“I would like to once again offer our sincere condolences to Mr Yaqub’s loved ones.”
In a statement following the conclusion of the inquest, West Yorkshire Police Chief Constable John Robins said the tragic loss of life, unfortunate as it was, “was necessary to keep the public safe in what was a rapidly unfolding and dangerous situation”.
He said the threat at the time was real and as a result “an officer had to take the necessary and proportionate action”.
“The loss of life in any circumstances is, of course, tragic and our sympathies remain with the Yaqub family for the loss of their loved one,” said Mr Robins.
“But I also want to acknowledge how difficult the past five to six years have also been for the officers and staff who were directly involved.
“This has been a constant in their lives, from the incident itself, the criminal prosecutions, the investigation by the IOPC and finally the recent inquest itself.
“During the IOPC investigation, officers and staff were rightly treated as witnesses throughout.
“The outcome of that investigation did not raise any criminal or misconduct issues for any officers or staff.

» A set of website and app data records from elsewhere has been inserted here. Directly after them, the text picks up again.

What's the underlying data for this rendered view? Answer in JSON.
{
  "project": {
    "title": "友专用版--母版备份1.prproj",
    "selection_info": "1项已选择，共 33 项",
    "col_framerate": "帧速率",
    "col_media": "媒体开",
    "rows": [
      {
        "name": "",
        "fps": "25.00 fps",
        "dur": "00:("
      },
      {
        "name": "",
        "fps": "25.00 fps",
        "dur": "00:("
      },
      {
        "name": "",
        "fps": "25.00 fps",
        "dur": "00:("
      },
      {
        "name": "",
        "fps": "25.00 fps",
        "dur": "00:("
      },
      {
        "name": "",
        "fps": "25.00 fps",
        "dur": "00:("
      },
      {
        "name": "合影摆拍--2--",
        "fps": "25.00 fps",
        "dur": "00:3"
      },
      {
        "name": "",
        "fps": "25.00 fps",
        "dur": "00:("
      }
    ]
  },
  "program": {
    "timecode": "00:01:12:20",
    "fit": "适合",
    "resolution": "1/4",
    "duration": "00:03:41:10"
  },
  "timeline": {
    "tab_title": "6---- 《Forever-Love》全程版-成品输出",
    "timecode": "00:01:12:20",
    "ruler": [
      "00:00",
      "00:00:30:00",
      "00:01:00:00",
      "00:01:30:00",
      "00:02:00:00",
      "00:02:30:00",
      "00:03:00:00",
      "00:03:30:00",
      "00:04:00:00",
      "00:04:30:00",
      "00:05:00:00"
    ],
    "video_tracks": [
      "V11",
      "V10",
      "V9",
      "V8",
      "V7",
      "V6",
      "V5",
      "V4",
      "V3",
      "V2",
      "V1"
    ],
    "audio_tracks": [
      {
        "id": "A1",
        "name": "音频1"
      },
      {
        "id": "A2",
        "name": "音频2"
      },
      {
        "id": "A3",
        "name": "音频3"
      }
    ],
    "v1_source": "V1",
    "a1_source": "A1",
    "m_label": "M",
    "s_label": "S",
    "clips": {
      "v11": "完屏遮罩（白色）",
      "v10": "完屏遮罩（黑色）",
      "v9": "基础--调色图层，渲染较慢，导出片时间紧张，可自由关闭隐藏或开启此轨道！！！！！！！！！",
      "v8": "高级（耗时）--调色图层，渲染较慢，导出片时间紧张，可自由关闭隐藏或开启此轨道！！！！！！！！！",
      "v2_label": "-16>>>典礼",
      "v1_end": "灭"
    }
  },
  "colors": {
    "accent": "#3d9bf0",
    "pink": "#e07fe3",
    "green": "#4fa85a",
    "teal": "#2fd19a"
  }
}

“During the inquest I followed the daily proceedings. My overwhelming impression was of the professionalism, knowledge, expertise and compassion displayed by all the officers and staff involved.
“I hope that people will now see that the tragic loss of life, unfortunate as it was, was necessary to keep the public safe in what was a rapidly unfolding and dangerous situation.
“It is thankfully rare that any police action results in the death of an individual. When it does, it is right that we are open to full scrutiny, just as in this case.
“The actions of all involved have been scrutinised by both the IOPC and now by a jury before a coroner.
“The inquest has provided a clear and transparent understanding of what happened. Our sole intention was to safely detain Mr Yaqub and to remove illegally held firearms from our streets.
“However, as events rapidly unfolded, it is obvious that the threat at the time was real and as a result an officer had to take the necessary and proportionate action.
“Firearms officers perform a highly skilled and incredibly demanding role. They are brave and courageous people, who keep us all safe.
“I believe the individuals who make up West Yorkshire Police’s firearms teams are amongst the best in the world. It is a job that carries a huge responsibility and sometimes means making the hardest of all decisions.
“Police officers and staff face dangers every day to keep the public safe. I am proud of them and the work they do.
“But they can only do it with the support and understanding of all of the communities we serve and I remain committed to policing being professional, open and transparent.
“So, I hope that the inquest has helped explain in detail what occurred in the lead up to the death of Mr Yaqub.”